"It's got so many good shops, many of them co-operatives. It has things that millennials love - Rumpus for burgers, Anello for pizza, craft breweries, The sustainable children's clothes shop, Acorn & Pip, has a cafe and play area, so it's somewhere people will go to spend time. It's got the quirky Moonraking Festival, and events like lantern parades. It's full of families, nice old mill cottages, and it's just a nice glimpse into the future."


York has become a perennial that just can't be usurped from the guide - mainly because of its educational assets. Tim believes there is nowhere better in the country for schools, both state and independent.

"You have Fulford, which we named the best comprehensive of the decade, and Archbishop Holgate's too. It's also bit funkier now, it's not just history and tourism. The food scene has improved and it's great for dog walking. Bishopthorpe Road is another great high street for the future, and the trains are excellent - it's ideal if you work in London. It's just a hard place to shift."

The ones that didn't quite make it

Since the furore over tree felling died down, Sheffield has appeared in the guide, but the general mood shift away from cities means it has not been included this year.

Tim also likes Hull, which was included in its City of Culture year in 2017, and would like it evolve to return.

"If you're young and creative, it's good value and as good a place as anywhere in the country to be. I also like Beverley."

The coast is also a notable absentee, and Tim admits he is still struggling to find the perfect seaside spot to feature. The forerunner is Saltburn.

"It's a proper old resort town that isn't grim in winter. Whitby is not really a residents' town any more, and Staithes is lovely but full of second homes. I have hopes for Scarborough, but places like Bridlington and Withernsea are a way off yet.

"In the Dales, Settle is interesting, and the area around Keighley, like Silsden and Shipley, is often overlooked. We have included Saltaire before, but the downside is that the Salt houses are so small. In a year like this one, you wouldn't want to be working from home with children in one. With the restrictions on alterations, it's hard how to see how can they become as environmentally friendly as people there would perhaps want to be.

"Holmfirth is better now, it's not just Last of the Summer Wine any more, but it lacks a station. Wetherby is nice and convenient for the A1."

Harrogate has not featured for several years and there is distinct apathy towards one of the region's most affluent towns, yet Tim is encouraged by the news that the Everyman cinema and restaurant quarter will be revitalised by the conversion of the old Jamie's Italian unit into an independent food hall.

"I'm not a fan of Harrogate - it's sold its soul to overpriced corporate shopping and they seem happy to be an expensive town.

"Northallerton is one of the market towns we don't really consider - it seems to be the wrong size. It ended up having a lot of chain stores that don't really want to be there and trying to be a shopping hub, but it hasn't really worked.
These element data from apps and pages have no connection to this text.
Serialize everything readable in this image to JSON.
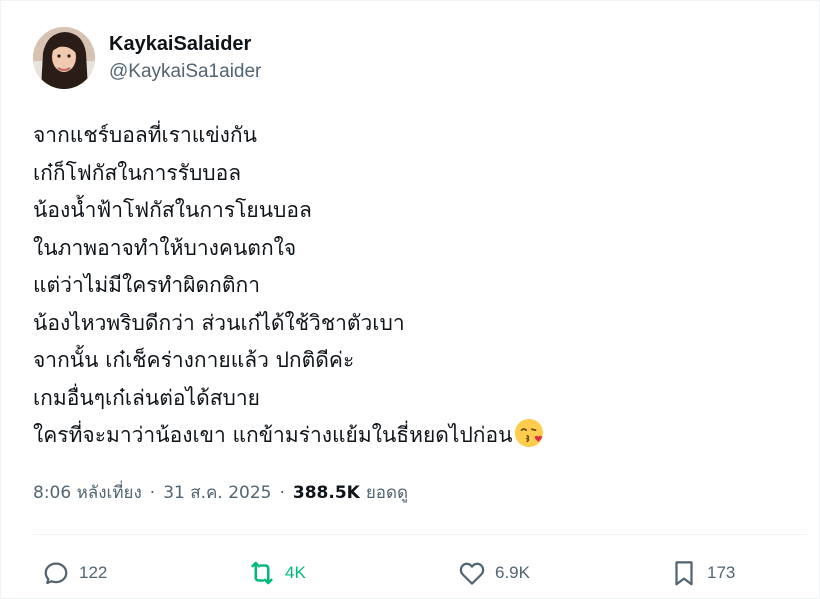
{
  "author": {
    "display_name": "KaykaiSalaider",
    "handle": "@KaykaiSa1aider"
  },
  "post": {
    "lines": [
      "จากแชร์บอลที่เราแข่งกัน",
      "เก๋ก็โฟกัสในการรับบอล",
      "น้องน้ำฟ้าโฟกัสในการโยนบอล",
      "ในภาพอาจทำให้บางคนตกใจ",
      "แต่ว่าไม่มีใครทำผิดกติกา",
      "น้องไหวพริบดีกว่า ส่วนเก๋ได้ใช้วิชาตัวเบา",
      "จากนั้น เก๋เช็คร่างกายแล้ว ปกติดีค่ะ",
      "เกมอื่นๆเก๋เล่นต่อได้สบาย",
      "ใครที่จะมาว่าน้องเขา แกข้ามร่างแย้มในธี่หยดไปก่อน"
    ],
    "emoji": "face-blowing-a-kiss"
  },
  "meta": {
    "time": "8:06 หลังเที่ยง",
    "separator": "·",
    "date": "31 ส.ค. 2025",
    "views_count": "388.5K",
    "views_label": "ยอดดู"
  },
  "actions": {
    "reply_count": "122",
    "repost_count": "4K",
    "like_count": "6.9K",
    "bookmark_count": "173",
    "repost_color": "#00ba7c",
    "muted_color": "#536471"
  }
}
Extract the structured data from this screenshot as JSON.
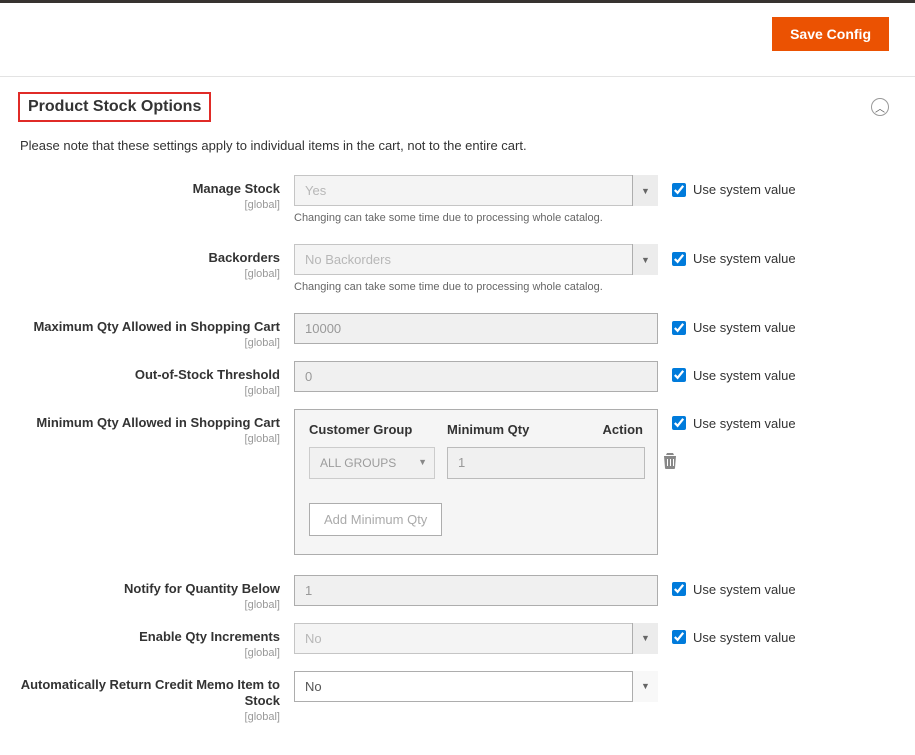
{
  "header": {
    "save_label": "Save Config"
  },
  "section": {
    "title": "Product Stock Options",
    "note": "Please note that these settings apply to individual items in the cart, not to the entire cart."
  },
  "scope_global": "[global]",
  "use_system_value_label": "Use system value",
  "fields": {
    "manage_stock": {
      "label": "Manage Stock",
      "value": "Yes",
      "hint": "Changing can take some time due to processing whole catalog."
    },
    "backorders": {
      "label": "Backorders",
      "value": "No Backorders",
      "hint": "Changing can take some time due to processing whole catalog."
    },
    "max_qty": {
      "label": "Maximum Qty Allowed in Shopping Cart",
      "value": "10000"
    },
    "oos_threshold": {
      "label": "Out-of-Stock Threshold",
      "value": "0"
    },
    "min_qty": {
      "label": "Minimum Qty Allowed in Shopping Cart",
      "col_customer_group": "Customer Group",
      "col_minimum_qty": "Minimum Qty",
      "col_action": "Action",
      "row_group": "ALL GROUPS",
      "row_qty": "1",
      "add_button": "Add Minimum Qty"
    },
    "notify_below": {
      "label": "Notify for Quantity Below",
      "value": "1"
    },
    "qty_increments": {
      "label": "Enable Qty Increments",
      "value": "No"
    },
    "auto_return": {
      "label": "Automatically Return Credit Memo Item to Stock",
      "value": "No"
    }
  }
}
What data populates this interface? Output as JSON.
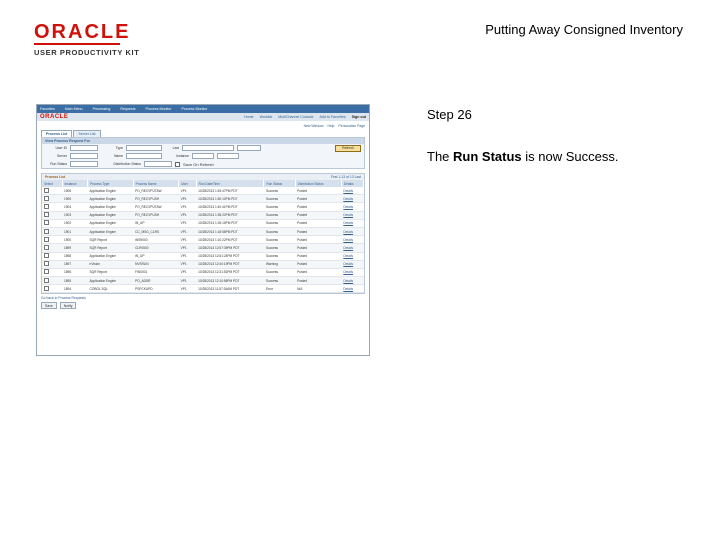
{
  "logo": {
    "brand": "ORACLE",
    "product": "USER PRODUCTIVITY KIT"
  },
  "doc_title": "Putting Away Consigned Inventory",
  "step": "Step 26",
  "instruction": {
    "prefix": "The ",
    "bold": "Run Status",
    "suffix": " is now Success."
  },
  "screenshot": {
    "nav": [
      "Favorites",
      "Main Menu",
      "Processing",
      "Requests",
      "Process Monitor",
      "Process Monitor"
    ],
    "util_links": [
      "Home",
      "Worklist",
      "MultiChannel Console",
      "Add to Favorites",
      "Sign out"
    ],
    "sub_links": [
      "New Window",
      "Help",
      "Personalize Page"
    ],
    "tabs": [
      "Process List",
      "Server List"
    ],
    "panel_title": "View Process Request For",
    "fields": {
      "user": "User ID",
      "type": "Type",
      "server": "Server",
      "name": "Name",
      "run_status": "Run Status",
      "dist_status": "Distribution Status",
      "instance": "Instance",
      "last": "Last",
      "save": "Save On Refresh"
    },
    "refresh_label": "Refresh",
    "list_title": "Process List",
    "list_nav": "First 1-13 of 13 Last",
    "columns": [
      "Select",
      "Instance",
      "Seq.",
      "Process Type",
      "Process Name",
      "User",
      "Run Date/Time",
      "Run Status",
      "Distribution Status",
      "Details"
    ],
    "rows": [
      {
        "inst": "1906",
        "ptype": "Application Engine",
        "pname": "PO_RECVPUTAW",
        "user": "VP1",
        "date": "10/28/2013 1:53:47PM PDT",
        "run": "Success",
        "dist": "Posted",
        "det": "Details"
      },
      {
        "inst": "1905",
        "ptype": "Application Engine",
        "pname": "PO_RECVPUSH",
        "user": "VP1",
        "date": "10/28/2013 1:50:10PM PDT",
        "run": "Success",
        "dist": "Posted",
        "det": "Details"
      },
      {
        "inst": "1904",
        "ptype": "Application Engine",
        "pname": "PO_RECVPUTAW",
        "user": "VP1",
        "date": "10/28/2013 1:40:41PM PDT",
        "run": "Success",
        "dist": "Posted",
        "det": "Details"
      },
      {
        "inst": "1903",
        "ptype": "Application Engine",
        "pname": "PO_RECVPUSH",
        "user": "VP1",
        "date": "10/28/2013 1:35:22PM PDT",
        "run": "Success",
        "dist": "Posted",
        "det": "Details"
      },
      {
        "inst": "1902",
        "ptype": "Application Engine",
        "pname": "IN_UP",
        "user": "VP1",
        "date": "10/28/2013 1:25:15PM PDT",
        "run": "Success",
        "dist": "Posted",
        "det": "Details"
      },
      {
        "inst": "1901",
        "ptype": "Application Engine",
        "pname": "CC_MSG_CLRS",
        "user": "VP1",
        "date": "10/28/2013 1:18:58PM PDT",
        "run": "Success",
        "dist": "Posted",
        "det": "Details"
      },
      {
        "inst": "1900",
        "ptype": "SQR Report",
        "pname": "INS9000",
        "user": "VP1",
        "date": "10/28/2013 1:10:22PM PDT",
        "run": "Success",
        "dist": "Posted",
        "det": "Details"
      },
      {
        "inst": "1899",
        "ptype": "SQR Report",
        "pname": "CLR0500",
        "user": "VP1",
        "date": "10/28/2013 12:57:39PM PDT",
        "run": "Success",
        "dist": "Posted",
        "det": "Details"
      },
      {
        "inst": "1898",
        "ptype": "Application Engine",
        "pname": "IN_UP",
        "user": "VP1",
        "date": "10/28/2013 12:51:24PM PDT",
        "run": "Success",
        "dist": "Posted",
        "det": "Details"
      },
      {
        "inst": "1897",
        "ptype": "nVision",
        "pname": "NVSRUN",
        "user": "VP1",
        "date": "10/28/2013 12:40:19PM PDT",
        "run": "Warning",
        "dist": "Posted",
        "det": "Details"
      },
      {
        "inst": "1896",
        "ptype": "SQR Report",
        "pname": "FIN0001",
        "user": "VP1",
        "date": "10/28/2013 12:31:52PM PDT",
        "run": "Success",
        "dist": "Posted",
        "det": "Details"
      },
      {
        "inst": "1895",
        "ptype": "Application Engine",
        "pname": "PO_ADDR",
        "user": "VP1",
        "date": "10/28/2013 12:10:56PM PDT",
        "run": "Success",
        "dist": "Posted",
        "det": "Details"
      },
      {
        "inst": "1894",
        "ptype": "COBOL SQL",
        "pname": "PSPCKUPD",
        "user": "VP1",
        "date": "10/28/2013 11:57:34AM PDT",
        "run": "Error",
        "dist": "N/A",
        "det": "Details"
      }
    ],
    "go_back": "Go back to Process Requests",
    "buttons": [
      "Save",
      "Notify"
    ]
  }
}
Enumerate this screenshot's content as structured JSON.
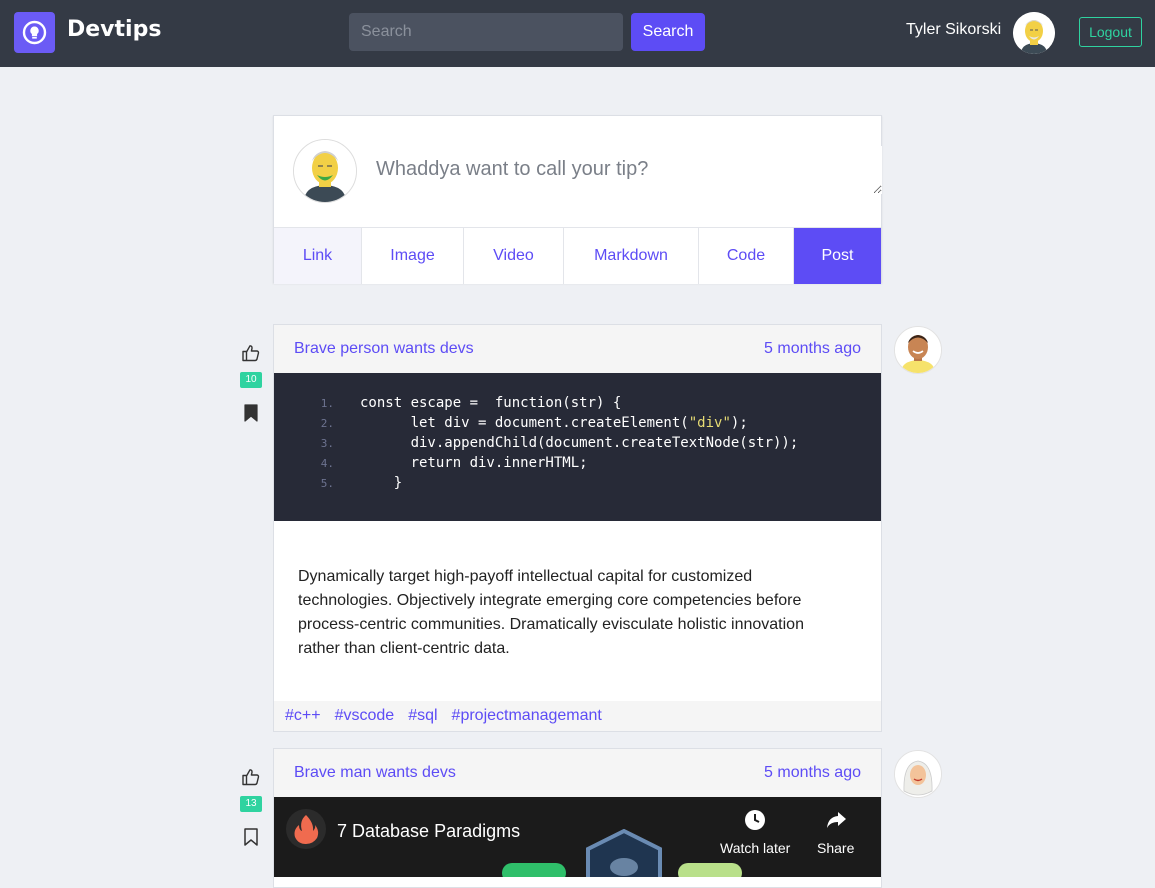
{
  "navbar": {
    "brand": "Devtips",
    "search_placeholder": "Search",
    "search_button": "Search",
    "user_name": "Tyler Sikorski",
    "logout_label": "Logout"
  },
  "composer": {
    "title_placeholder": "Whaddya want to call your tip?",
    "tabs": [
      "Link",
      "Image",
      "Video",
      "Markdown",
      "Code",
      "Post"
    ]
  },
  "posts": [
    {
      "title": "Brave person wants devs",
      "time": "5 months ago",
      "likes": "10",
      "bookmarked": true,
      "code_lines": [
        {
          "num": "1.",
          "text": "const escape =  function(str) {"
        },
        {
          "num": "2.",
          "text": "      let div = document.createElement(\"div\");"
        },
        {
          "num": "3.",
          "text": "      div.appendChild(document.createTextNode(str));"
        },
        {
          "num": "4.",
          "text": "      return div.innerHTML;"
        },
        {
          "num": "5.",
          "text": "    }"
        }
      ],
      "body": "Dynamically target high-payoff intellectual capital for customized technologies. Objectively integrate emerging core competencies before process-centric communities. Dramatically evisculate holistic innovation rather than client-centric data.",
      "tags": [
        "#c++",
        "#vscode",
        "#sql",
        "#projectmanagemant"
      ]
    },
    {
      "title": "Brave man wants devs",
      "time": "5 months ago",
      "likes": "13",
      "bookmarked": false,
      "video": {
        "title": "7 Database Paradigms",
        "watch_later": "Watch later",
        "share": "Share"
      }
    }
  ],
  "colors": {
    "accent": "#5d4cf5",
    "navbar": "#343a45",
    "badge": "#2fd3a0",
    "code_bg": "#272a37"
  }
}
"Huddersfield has lovely old buildings but it's looking a bit sad now, and Halifax has pulled quite far ahead of it. Ripon is still good, and I want to explore Pickering and Kirkbymoorside.

"South Yorkshire is harder to include outside of Sheffield, but I'd like to look at somewhere like Penistone."

Read the guide in full here.